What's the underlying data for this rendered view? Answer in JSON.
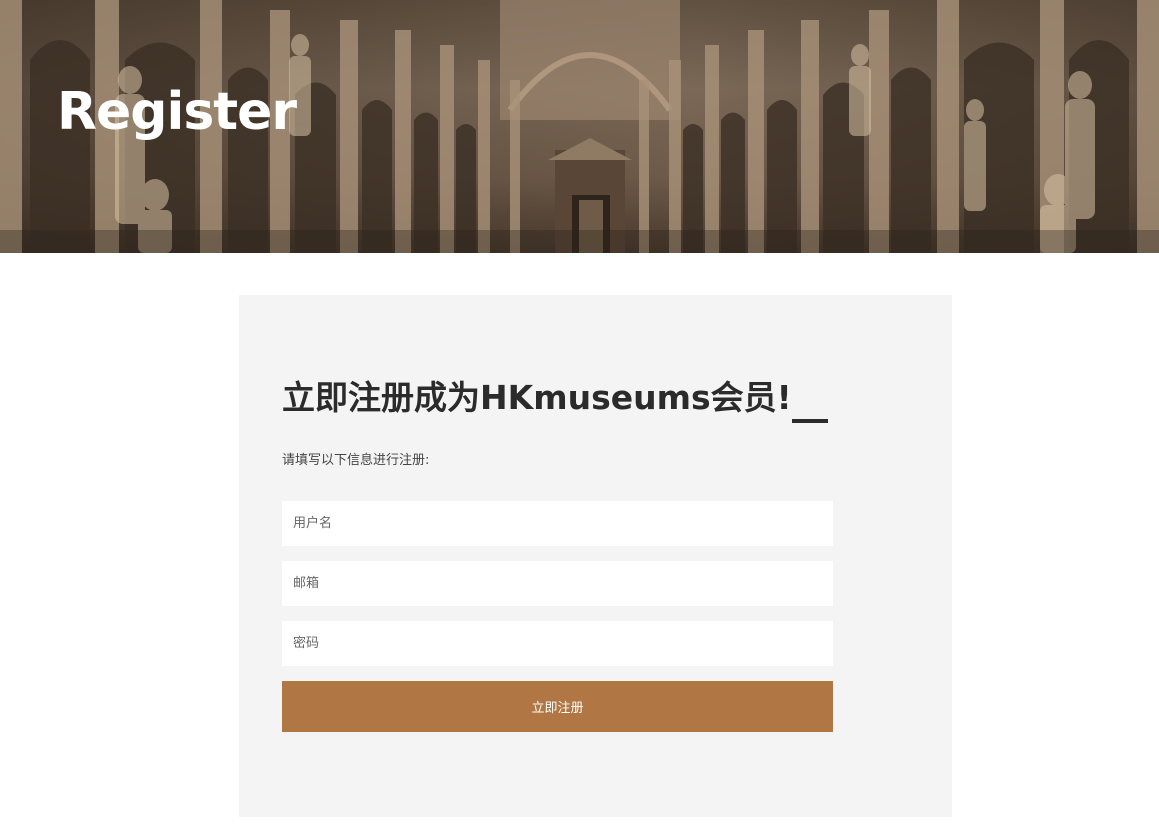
{
  "hero": {
    "title": "Register"
  },
  "form": {
    "heading": "立即注册成为HKmuseums会员!",
    "description": "请填写以下信息进行注册:",
    "username_placeholder": "用户名",
    "email_placeholder": "邮箱",
    "password_placeholder": "密码",
    "submit_label": "立即注册"
  },
  "colors": {
    "accent": "#b07643",
    "card_background": "#f4f4f4",
    "heading_text": "#2b2b2b"
  }
}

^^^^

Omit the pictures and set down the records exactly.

What's the underlying data for this rendered view? Answer in JSON.
{
  "hero": {
    "title": "Register"
  },
  "form": {
    "heading": "立即注册成为HKmuseums会员!",
    "description": "请填写以下信息进行注册:",
    "username_placeholder": "用户名",
    "email_placeholder": "邮箱",
    "password_placeholder": "密码",
    "submit_label": "立即注册"
  },
  "colors": {
    "accent": "#b07643",
    "card_background": "#f4f4f4",
    "heading_text": "#2b2b2b"
  }
}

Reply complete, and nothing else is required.